WORK INSTRUCTION.
Word for word, please restate each record and pass over the pictures.
++++ INPUT ++++
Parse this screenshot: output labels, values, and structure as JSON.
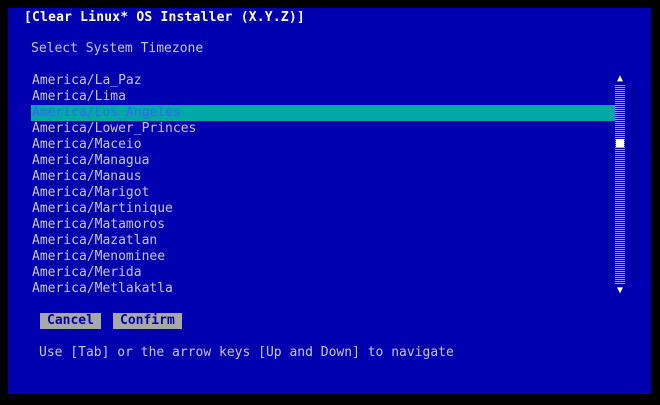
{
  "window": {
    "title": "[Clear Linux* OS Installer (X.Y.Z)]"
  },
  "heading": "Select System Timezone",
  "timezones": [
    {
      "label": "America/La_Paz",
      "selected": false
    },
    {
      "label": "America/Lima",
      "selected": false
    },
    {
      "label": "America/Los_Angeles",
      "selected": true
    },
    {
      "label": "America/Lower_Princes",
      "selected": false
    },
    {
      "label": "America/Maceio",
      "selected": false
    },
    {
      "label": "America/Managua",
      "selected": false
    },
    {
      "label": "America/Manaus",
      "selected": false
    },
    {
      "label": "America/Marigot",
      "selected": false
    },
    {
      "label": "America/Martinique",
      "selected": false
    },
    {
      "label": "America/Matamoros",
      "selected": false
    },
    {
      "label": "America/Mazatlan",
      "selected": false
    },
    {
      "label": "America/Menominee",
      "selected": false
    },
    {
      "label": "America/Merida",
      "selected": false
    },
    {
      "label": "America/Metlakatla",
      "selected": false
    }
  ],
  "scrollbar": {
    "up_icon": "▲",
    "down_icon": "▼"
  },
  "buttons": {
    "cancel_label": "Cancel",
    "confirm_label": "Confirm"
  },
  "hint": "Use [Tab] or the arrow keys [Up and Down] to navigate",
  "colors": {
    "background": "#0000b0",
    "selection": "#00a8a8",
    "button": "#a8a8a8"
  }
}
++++
REPLY.
Parse this screenshot: output labels, values, and structure as JSON.
{
  "window": {
    "title": "[Clear Linux* OS Installer (X.Y.Z)]"
  },
  "heading": "Select System Timezone",
  "timezones": [
    {
      "label": "America/La_Paz",
      "selected": false
    },
    {
      "label": "America/Lima",
      "selected": false
    },
    {
      "label": "America/Los_Angeles",
      "selected": true
    },
    {
      "label": "America/Lower_Princes",
      "selected": false
    },
    {
      "label": "America/Maceio",
      "selected": false
    },
    {
      "label": "America/Managua",
      "selected": false
    },
    {
      "label": "America/Manaus",
      "selected": false
    },
    {
      "label": "America/Marigot",
      "selected": false
    },
    {
      "label": "America/Martinique",
      "selected": false
    },
    {
      "label": "America/Matamoros",
      "selected": false
    },
    {
      "label": "America/Mazatlan",
      "selected": false
    },
    {
      "label": "America/Menominee",
      "selected": false
    },
    {
      "label": "America/Merida",
      "selected": false
    },
    {
      "label": "America/Metlakatla",
      "selected": false
    }
  ],
  "scrollbar": {
    "up_icon": "▲",
    "down_icon": "▼"
  },
  "buttons": {
    "cancel_label": "Cancel",
    "confirm_label": "Confirm"
  },
  "hint": "Use [Tab] or the arrow keys [Up and Down] to navigate",
  "colors": {
    "background": "#0000b0",
    "selection": "#00a8a8",
    "button": "#a8a8a8"
  }
}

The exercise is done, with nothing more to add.